AIM OF THE TASK -
State how many lines in the listing below hold the string "JSON"; nothing else is wanted.

***** DATA TO PROCESS *****

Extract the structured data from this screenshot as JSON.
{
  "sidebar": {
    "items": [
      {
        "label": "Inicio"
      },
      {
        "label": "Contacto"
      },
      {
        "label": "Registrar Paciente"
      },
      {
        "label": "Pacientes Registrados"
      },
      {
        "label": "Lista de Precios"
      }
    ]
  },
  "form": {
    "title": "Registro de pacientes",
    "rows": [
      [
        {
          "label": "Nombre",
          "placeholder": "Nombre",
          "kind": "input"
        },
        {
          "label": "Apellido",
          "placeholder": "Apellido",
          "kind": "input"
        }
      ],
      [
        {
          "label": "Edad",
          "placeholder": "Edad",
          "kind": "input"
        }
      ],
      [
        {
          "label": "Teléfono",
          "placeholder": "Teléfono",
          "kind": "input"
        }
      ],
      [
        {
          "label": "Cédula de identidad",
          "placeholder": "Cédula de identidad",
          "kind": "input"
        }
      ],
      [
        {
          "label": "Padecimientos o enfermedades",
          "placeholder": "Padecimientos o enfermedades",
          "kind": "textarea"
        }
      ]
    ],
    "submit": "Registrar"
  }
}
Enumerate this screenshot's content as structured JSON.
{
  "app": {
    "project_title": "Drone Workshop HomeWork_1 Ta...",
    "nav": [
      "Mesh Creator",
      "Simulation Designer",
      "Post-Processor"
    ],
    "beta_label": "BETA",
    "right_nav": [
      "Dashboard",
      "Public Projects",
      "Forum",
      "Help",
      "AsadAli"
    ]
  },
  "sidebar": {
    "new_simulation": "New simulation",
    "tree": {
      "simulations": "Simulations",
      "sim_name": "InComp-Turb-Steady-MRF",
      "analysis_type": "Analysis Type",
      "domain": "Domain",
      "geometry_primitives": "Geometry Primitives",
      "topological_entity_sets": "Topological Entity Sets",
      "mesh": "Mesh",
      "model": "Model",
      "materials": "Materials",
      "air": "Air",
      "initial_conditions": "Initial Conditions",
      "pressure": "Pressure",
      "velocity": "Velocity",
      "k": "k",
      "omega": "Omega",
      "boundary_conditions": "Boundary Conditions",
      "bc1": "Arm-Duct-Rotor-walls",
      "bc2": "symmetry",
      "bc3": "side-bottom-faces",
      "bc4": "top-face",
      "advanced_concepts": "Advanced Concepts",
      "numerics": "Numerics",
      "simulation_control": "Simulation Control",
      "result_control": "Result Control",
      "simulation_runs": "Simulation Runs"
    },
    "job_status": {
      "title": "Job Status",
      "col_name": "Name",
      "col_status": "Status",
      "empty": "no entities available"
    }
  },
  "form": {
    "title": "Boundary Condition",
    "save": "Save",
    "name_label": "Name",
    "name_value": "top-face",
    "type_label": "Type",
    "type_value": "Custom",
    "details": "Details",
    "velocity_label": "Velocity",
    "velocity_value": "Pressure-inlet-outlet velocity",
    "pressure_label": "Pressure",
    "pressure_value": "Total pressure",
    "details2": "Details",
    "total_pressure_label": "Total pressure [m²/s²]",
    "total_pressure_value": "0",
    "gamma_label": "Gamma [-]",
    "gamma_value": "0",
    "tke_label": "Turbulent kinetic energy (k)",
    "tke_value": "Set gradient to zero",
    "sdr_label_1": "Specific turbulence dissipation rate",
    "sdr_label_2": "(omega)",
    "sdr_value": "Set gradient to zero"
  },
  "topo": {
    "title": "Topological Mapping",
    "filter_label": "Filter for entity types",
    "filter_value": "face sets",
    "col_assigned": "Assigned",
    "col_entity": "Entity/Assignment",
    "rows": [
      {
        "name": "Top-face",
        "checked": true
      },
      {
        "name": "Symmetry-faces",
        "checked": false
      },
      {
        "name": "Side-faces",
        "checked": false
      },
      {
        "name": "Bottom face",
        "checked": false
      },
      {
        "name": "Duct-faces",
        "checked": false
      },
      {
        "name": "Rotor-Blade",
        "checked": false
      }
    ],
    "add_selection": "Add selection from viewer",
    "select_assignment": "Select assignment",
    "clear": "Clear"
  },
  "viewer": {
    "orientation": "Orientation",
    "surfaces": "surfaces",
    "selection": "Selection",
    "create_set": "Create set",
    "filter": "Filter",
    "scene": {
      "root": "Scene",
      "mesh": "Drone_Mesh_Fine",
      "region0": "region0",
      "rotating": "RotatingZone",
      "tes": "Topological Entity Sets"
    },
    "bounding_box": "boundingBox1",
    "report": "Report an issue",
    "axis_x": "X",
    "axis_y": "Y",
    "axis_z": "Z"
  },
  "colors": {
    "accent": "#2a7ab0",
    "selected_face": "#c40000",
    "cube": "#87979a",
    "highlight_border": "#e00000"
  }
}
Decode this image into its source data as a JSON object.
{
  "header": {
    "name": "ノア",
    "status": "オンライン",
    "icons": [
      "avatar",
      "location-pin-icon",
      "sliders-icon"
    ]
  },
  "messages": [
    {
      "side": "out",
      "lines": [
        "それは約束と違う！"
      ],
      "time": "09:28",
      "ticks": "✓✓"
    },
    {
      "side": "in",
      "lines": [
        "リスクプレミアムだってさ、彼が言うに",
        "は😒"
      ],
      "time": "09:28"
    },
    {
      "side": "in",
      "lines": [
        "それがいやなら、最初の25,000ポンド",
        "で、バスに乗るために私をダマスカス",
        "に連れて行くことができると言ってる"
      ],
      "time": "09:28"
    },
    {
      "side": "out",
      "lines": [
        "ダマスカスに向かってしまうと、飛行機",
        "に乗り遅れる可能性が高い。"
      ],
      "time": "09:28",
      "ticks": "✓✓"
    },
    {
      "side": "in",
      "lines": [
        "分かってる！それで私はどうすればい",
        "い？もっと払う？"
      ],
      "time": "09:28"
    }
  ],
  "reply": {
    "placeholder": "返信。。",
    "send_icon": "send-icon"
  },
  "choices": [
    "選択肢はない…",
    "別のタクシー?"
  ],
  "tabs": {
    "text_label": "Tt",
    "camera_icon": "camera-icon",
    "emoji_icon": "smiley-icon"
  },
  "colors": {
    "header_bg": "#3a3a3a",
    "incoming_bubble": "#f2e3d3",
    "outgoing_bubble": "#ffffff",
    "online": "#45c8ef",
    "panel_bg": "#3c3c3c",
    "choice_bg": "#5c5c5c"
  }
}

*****

REPLY TO THE EXERCISE -
3